    I think we’ve cracked it though, so thank you Steve and the anonymous lady.
    I’ll do one more posting. regards Barbara

  24. Shawn says:

    I second what Steve said: You CAN compost meat scraps, bones, dairy products, ect….. The basic rule of composting is “if it is organic (used to be alive), it can be composted”. I have been composting EVERYTHING that comes from our kitchen for years now. Left overs, thanksgiving turkey carcases, steak bones, spoiled pot roast (was left out on the counter overnight-oops!), including all my waste paper products. I put it all together in a 55 gallon steel drum and let it “cook” untill it’s too full to turn, then empty all of that into my existing garden compost pile, mix it up and when it ready, it all goes into the garden as a lovely, rich soil conditioner loaded with all kinds of mineral, nutrients and humus. I haven’t had the aweful smells people talk about because I mix in LOTs of shredded paper with each batch and keeping it in the steel drum avoids problems with the “vermin” (except for the normal house flies – however, the drum is far enough away from the house to not create a problem with that).

    • Shawn says:

      oh- by the way, the bones do compost after a year or so in the pile. Just leave them in until done.

      • Barbara Barron says:

        Yes Shawn I absolutely agree with you, regarding everything organic, and the Machynlleth Centre recommend it. The only addition I have is to put garden lime in the mix, to speed the process up, and keep the mix sweet, however with the addition of paper and cardboard, the mix may well stay sweet anyway. My problem has been that I no longer have my garden, and can’t bear to throw away all that lovely organic potential. So I’m kitchen composting, with securely fitting lid containers, you can buy them on e-bay, allowing the mix to cook a bit, this let’s all the unpleasant flavours the worms don’t like to leach out, (oranges and onions) and the mix actually goes warm, so nature is still taking its course. Then it’s a feast for my little wrigglers, who love it.
        I’ve had a problem with chicken bones, but as I’m now looking at a tawny coloured powder that used to be carcass, I think I’ve cracked it.
        Method:-
        Boil the chicken with the meat on first, to remove all vestiges of soft tissue, this includes connective tissue, cartilage, ligament and tendon, it all melts down in the broth and provides a lovely jelly.
        I boil the clean bones for 2 days, with about a dessert teaspoonful of cider vinegar in the broth. (the vinegar does not taste by the way, you can still add lovely veggies like celery, onion and garlic, and have a nice stew.) The vinegar leaches out the calcium it would seem because after the bones have been dried, try on the radiator, saves energy, but you may have to use a very cool oven. I found most of the bones except the long bones can be crumbled by hand. The long bones obligingly gave up the ghost in the spice grinder, but rather than risk expensive kitchen equipment, it may be as well to get an old fashioned acme cast iron grinder that we used to mince meat with years ago, I’m fairly sure that’d do it!
        That’s it I’m finished! Many thanks for hints and stimulating conversation.

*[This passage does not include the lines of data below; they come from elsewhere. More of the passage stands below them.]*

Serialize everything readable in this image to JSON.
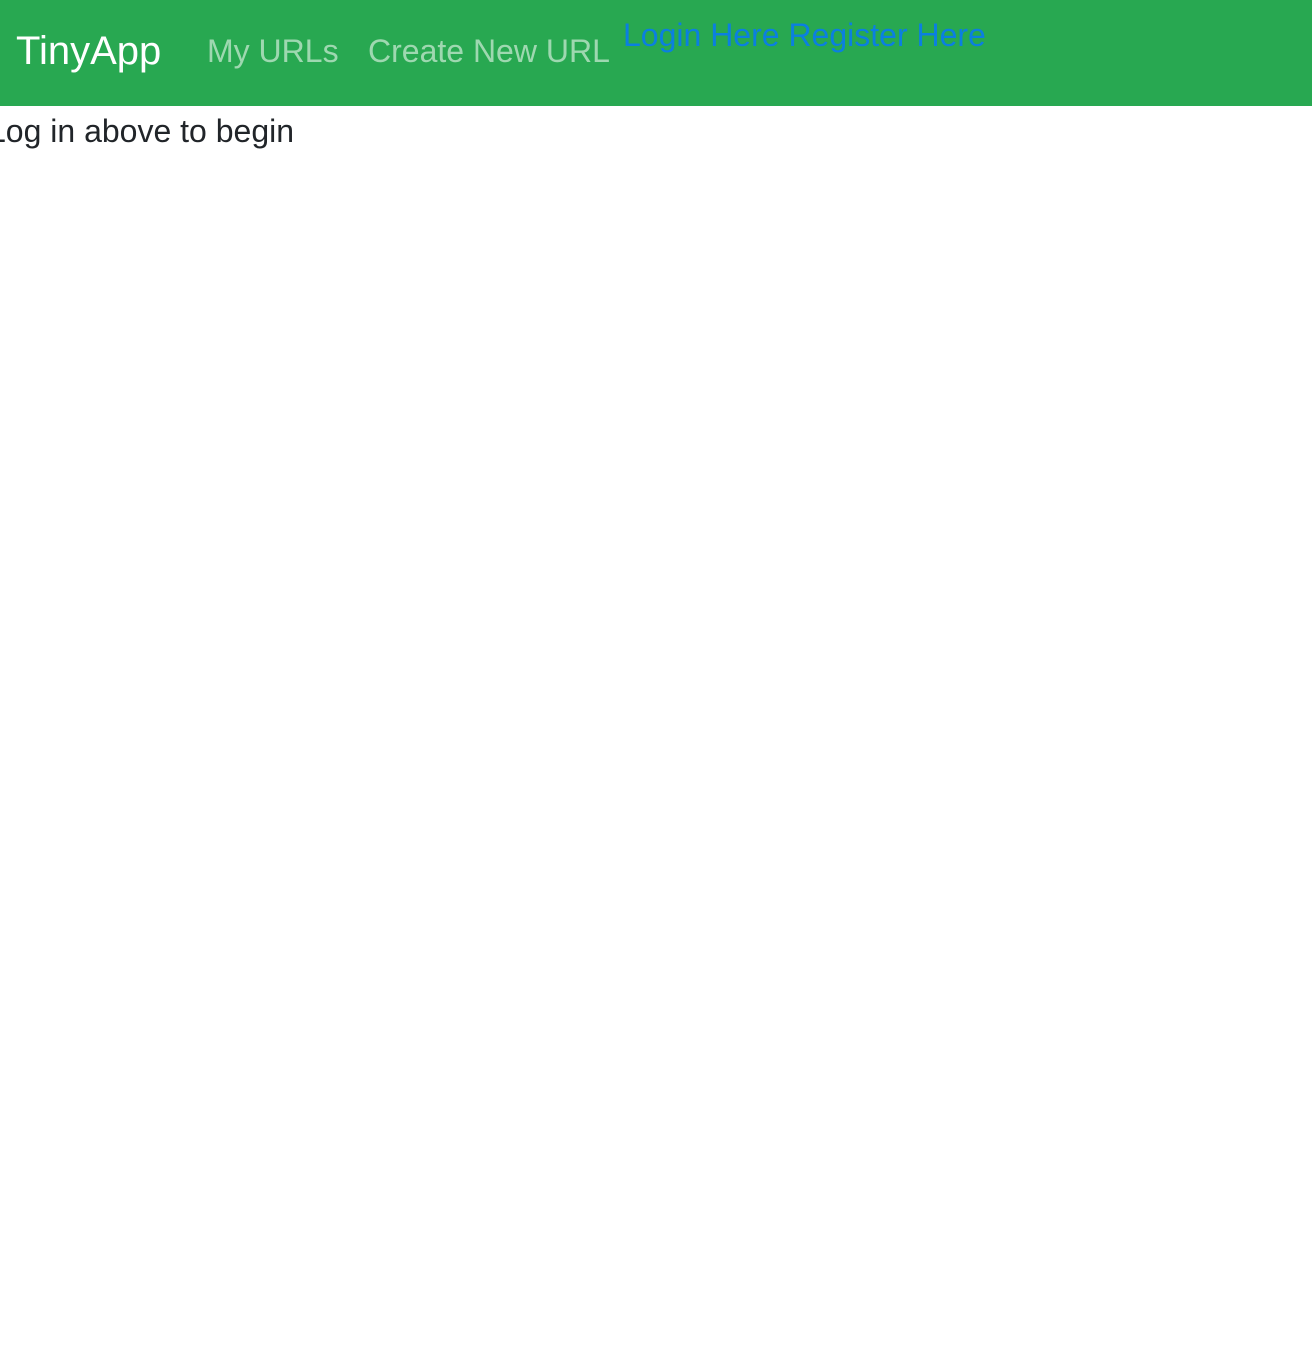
{
  "navbar": {
    "brand": "TinyApp",
    "links": [
      {
        "label": "My URLs"
      },
      {
        "label": "Create New URL"
      }
    ],
    "auth": {
      "login_label": "Login Here",
      "register_label": "Register Here"
    },
    "colors": {
      "background": "#28a851",
      "auth_link": "#0b7fe0"
    }
  },
  "main": {
    "message": "Log in above to begin"
  }
}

  25. HuntingWabbits says:

    I used to give pork bones to my hamsters to munch on, keeps their teeth from getting overly-long.

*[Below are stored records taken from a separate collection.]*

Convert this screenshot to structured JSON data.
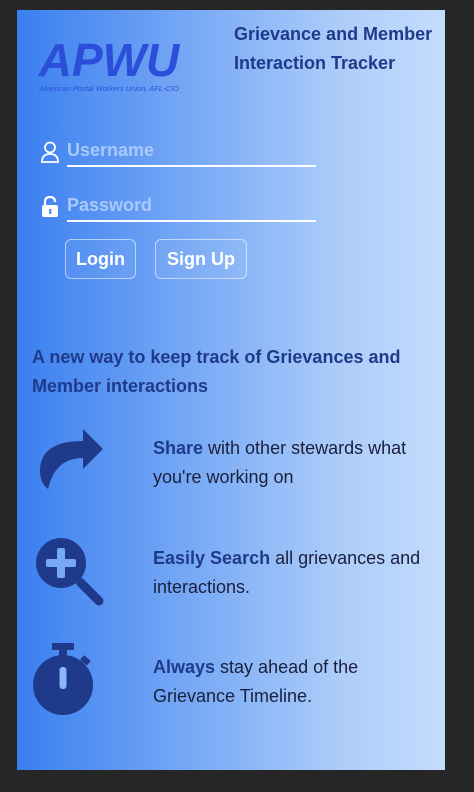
{
  "header": {
    "logo_text": "APWU",
    "logo_subtext": "American Postal Workers Union, AFL-CIO",
    "title": "Grievance and Member Interaction Tracker"
  },
  "login_form": {
    "username_placeholder": "Username",
    "password_placeholder": "Password",
    "login_label": "Login",
    "signup_label": "Sign Up"
  },
  "tagline": "A new way to keep track of Grievances and Member interactions",
  "features": [
    {
      "icon": "share-icon",
      "highlight": "Share",
      "text": " with other stewards what you're working on"
    },
    {
      "icon": "search-plus-icon",
      "highlight": "Easily Search",
      "text": " all grievances and interactions."
    },
    {
      "icon": "stopwatch-icon",
      "highlight": "Always",
      "text": " stay ahead of the Grievance Timeline."
    }
  ],
  "colors": {
    "page_bg": "#262626",
    "gradient_start": "#3a7ff0",
    "gradient_end": "#c4dcfc",
    "heading": "#1f3a8a",
    "icon": "#1f3a8a",
    "placeholder": "#a9c9fb"
  }
}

  26. Barbara Barron says:

    So, here we go again, right where I left off, this time I’ve cracked the large bones problem also. I put all large bones, recently, some goat spine and long bones in the pressure cooker, and cooked them for 2 days. The result was very soft bones that crumbled easily with a small amount of pressure, my friend put them in a strong polythene bag, walloped them with a hammer and fed the resulting bone meal to the ducks! Good all round, we get a good feed also!

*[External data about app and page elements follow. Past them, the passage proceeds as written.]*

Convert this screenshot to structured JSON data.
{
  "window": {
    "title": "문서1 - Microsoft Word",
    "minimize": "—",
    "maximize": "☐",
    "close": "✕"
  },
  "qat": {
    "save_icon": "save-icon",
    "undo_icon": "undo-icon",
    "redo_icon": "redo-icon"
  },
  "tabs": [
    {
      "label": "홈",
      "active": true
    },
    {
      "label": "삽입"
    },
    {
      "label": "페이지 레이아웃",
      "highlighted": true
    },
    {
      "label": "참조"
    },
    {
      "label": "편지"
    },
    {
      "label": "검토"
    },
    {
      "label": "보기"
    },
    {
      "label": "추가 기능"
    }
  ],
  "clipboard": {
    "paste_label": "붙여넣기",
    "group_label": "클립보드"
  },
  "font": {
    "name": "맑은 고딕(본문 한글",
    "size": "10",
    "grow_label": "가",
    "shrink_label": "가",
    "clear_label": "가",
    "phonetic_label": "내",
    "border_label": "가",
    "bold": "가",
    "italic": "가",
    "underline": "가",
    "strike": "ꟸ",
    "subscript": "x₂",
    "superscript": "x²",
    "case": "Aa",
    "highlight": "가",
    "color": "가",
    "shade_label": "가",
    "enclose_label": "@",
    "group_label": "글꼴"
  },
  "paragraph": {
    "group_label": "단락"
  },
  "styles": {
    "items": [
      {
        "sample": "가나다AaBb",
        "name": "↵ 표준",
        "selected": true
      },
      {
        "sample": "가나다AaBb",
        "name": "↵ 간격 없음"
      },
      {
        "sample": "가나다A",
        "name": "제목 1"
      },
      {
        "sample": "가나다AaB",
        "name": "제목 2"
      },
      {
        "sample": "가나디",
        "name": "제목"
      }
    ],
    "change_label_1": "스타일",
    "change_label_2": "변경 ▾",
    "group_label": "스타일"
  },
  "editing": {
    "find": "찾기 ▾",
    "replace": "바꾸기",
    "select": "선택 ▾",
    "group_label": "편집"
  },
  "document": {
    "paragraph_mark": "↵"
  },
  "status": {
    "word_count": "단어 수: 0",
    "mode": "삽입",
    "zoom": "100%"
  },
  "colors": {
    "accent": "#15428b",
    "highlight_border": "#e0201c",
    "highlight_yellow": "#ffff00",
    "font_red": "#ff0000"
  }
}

Leave a Reply

Your name
Your email (it will not be published. If you want people to contact you, leave your email address in the message too.)
Your website (if you've got one)